### EXERCISE AIM:
On every line of the listing, check for "title"; copy the lines that have it.

*** Begin section ***

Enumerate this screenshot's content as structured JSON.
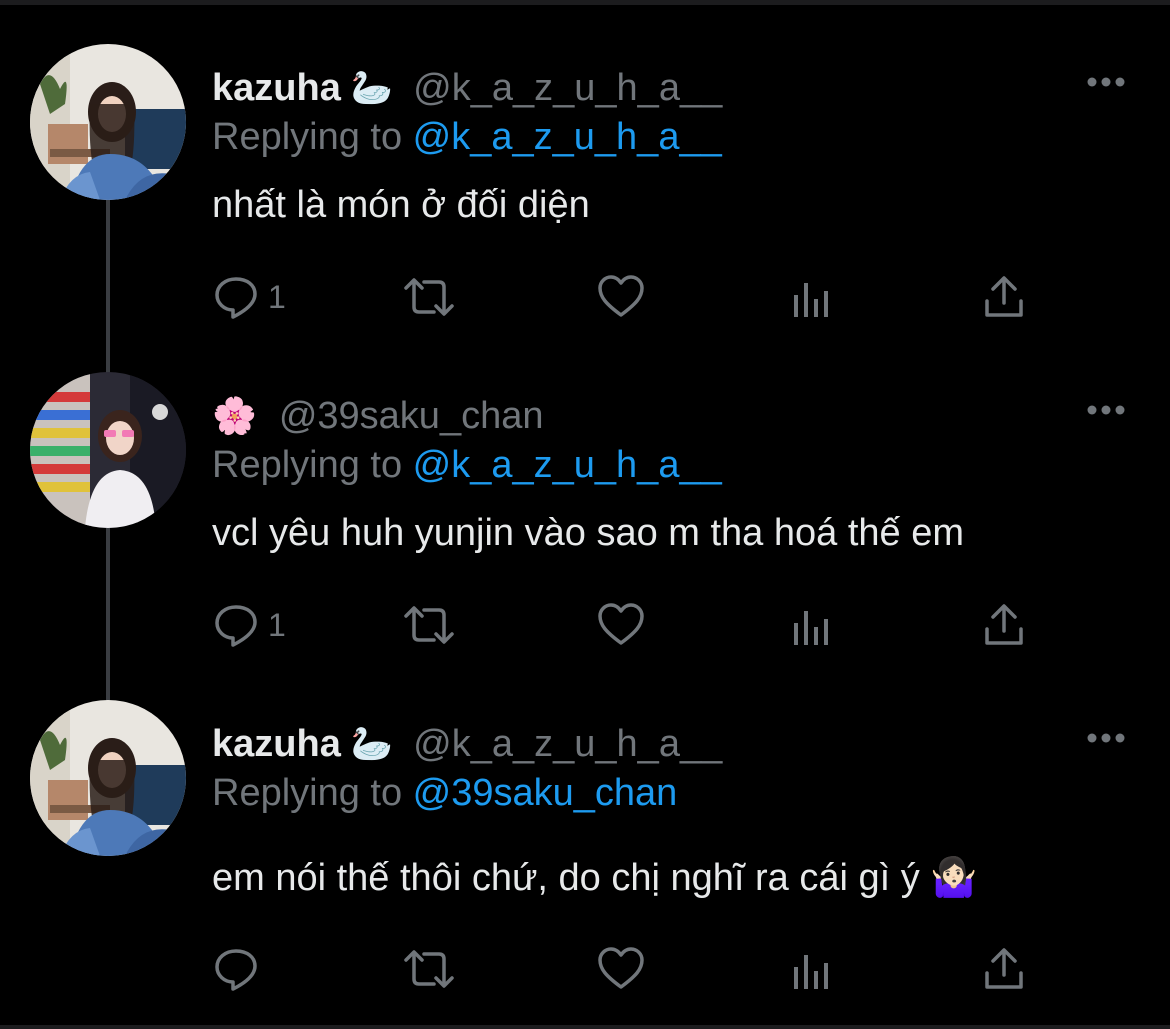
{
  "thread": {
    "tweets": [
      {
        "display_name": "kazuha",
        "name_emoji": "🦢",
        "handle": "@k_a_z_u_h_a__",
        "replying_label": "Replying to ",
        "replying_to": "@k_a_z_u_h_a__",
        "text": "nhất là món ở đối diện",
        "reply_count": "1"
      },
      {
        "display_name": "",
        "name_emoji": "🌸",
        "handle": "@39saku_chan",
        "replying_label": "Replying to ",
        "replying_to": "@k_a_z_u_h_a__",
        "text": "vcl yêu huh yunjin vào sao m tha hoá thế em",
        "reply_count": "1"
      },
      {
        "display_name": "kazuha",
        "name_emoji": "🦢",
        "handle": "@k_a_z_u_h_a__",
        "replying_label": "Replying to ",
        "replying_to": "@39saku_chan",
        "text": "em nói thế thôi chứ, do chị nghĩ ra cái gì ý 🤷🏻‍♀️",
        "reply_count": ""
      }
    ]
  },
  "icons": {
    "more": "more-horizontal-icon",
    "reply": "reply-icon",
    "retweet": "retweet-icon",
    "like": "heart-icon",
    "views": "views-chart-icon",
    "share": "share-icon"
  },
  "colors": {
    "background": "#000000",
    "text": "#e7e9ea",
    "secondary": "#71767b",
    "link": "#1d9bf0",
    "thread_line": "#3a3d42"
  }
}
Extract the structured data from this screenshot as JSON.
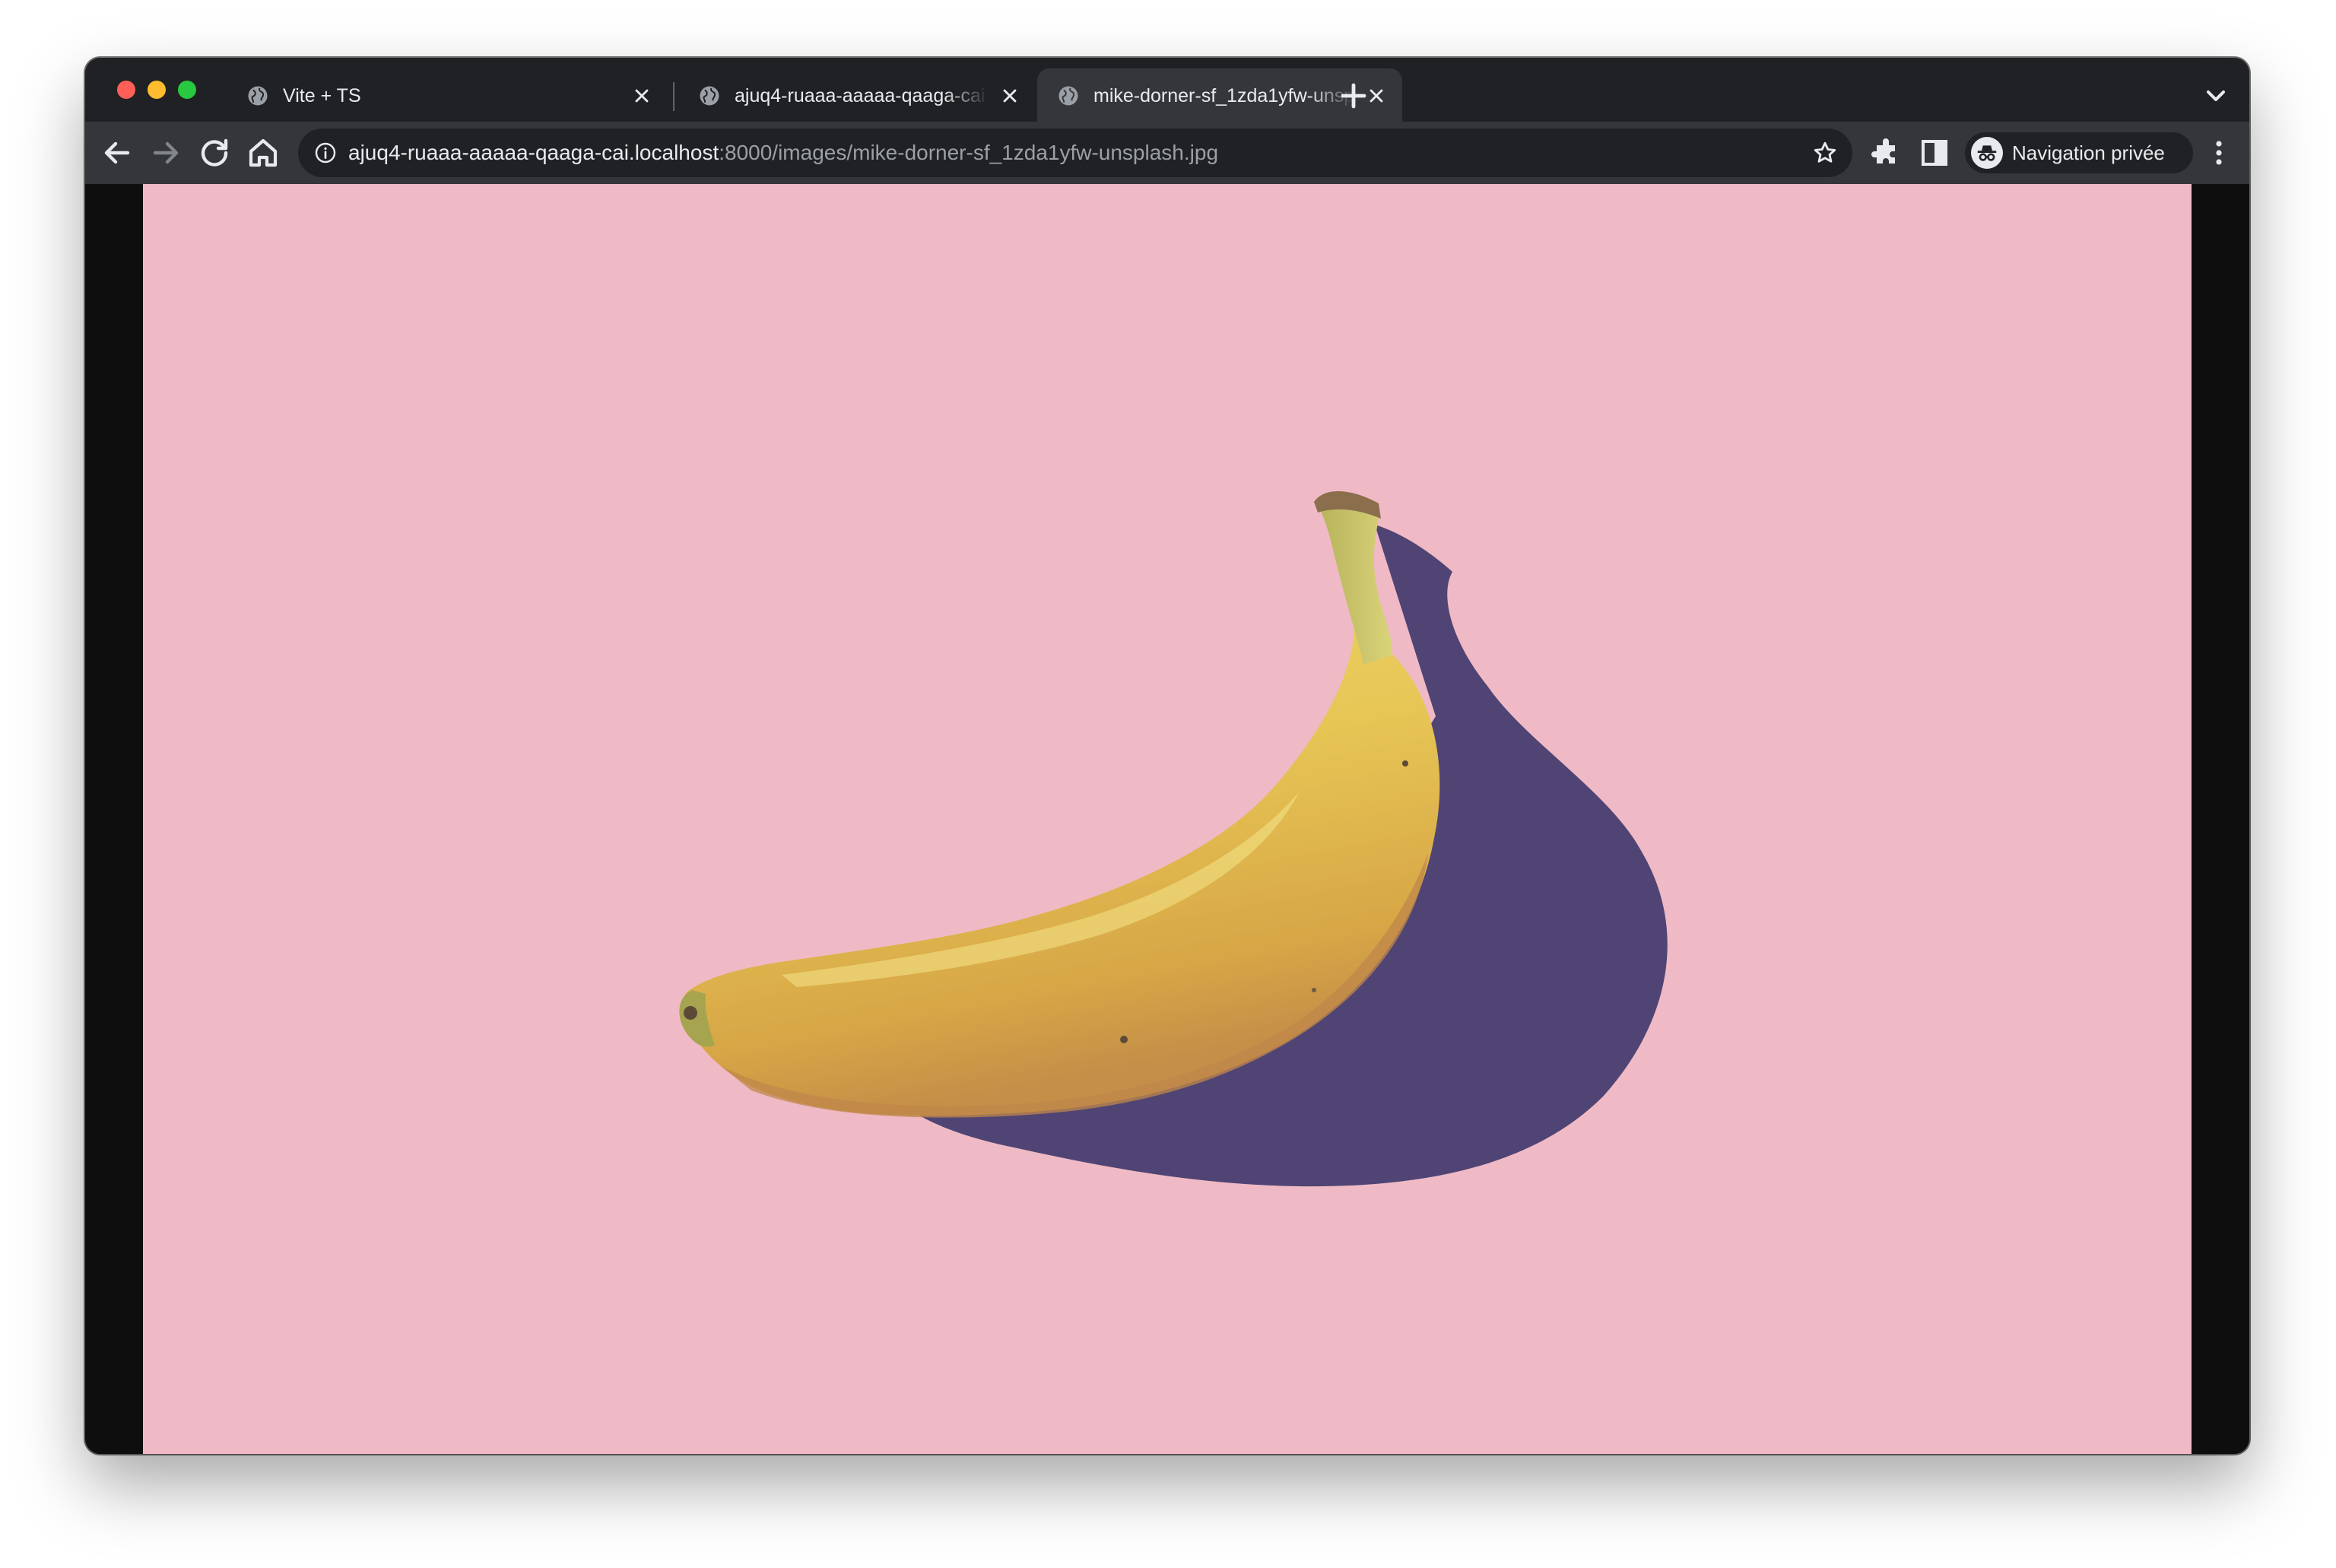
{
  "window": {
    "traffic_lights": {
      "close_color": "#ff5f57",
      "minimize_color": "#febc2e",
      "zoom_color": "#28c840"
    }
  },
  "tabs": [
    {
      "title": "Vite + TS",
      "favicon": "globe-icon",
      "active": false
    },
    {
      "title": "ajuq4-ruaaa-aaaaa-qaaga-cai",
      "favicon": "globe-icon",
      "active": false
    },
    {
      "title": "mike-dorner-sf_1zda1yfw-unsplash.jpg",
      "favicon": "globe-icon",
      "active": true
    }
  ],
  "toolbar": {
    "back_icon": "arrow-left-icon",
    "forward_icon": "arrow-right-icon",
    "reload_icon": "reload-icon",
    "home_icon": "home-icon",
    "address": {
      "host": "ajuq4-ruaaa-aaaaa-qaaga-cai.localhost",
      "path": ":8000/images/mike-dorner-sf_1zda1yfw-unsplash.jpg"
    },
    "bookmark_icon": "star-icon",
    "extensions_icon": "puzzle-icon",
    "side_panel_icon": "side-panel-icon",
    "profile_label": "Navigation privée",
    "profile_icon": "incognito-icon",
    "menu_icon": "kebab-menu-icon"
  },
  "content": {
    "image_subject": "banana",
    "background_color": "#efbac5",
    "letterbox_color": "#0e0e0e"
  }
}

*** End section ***

### ANSWER FOR THIS EXERCISE:
      "title": "Vite + TS",
      "title": "ajuq4-ruaaa-aaaaa-qaaga-cai",
      "title": "mike-dorner-sf_1zda1yfw-unsplash.jpg",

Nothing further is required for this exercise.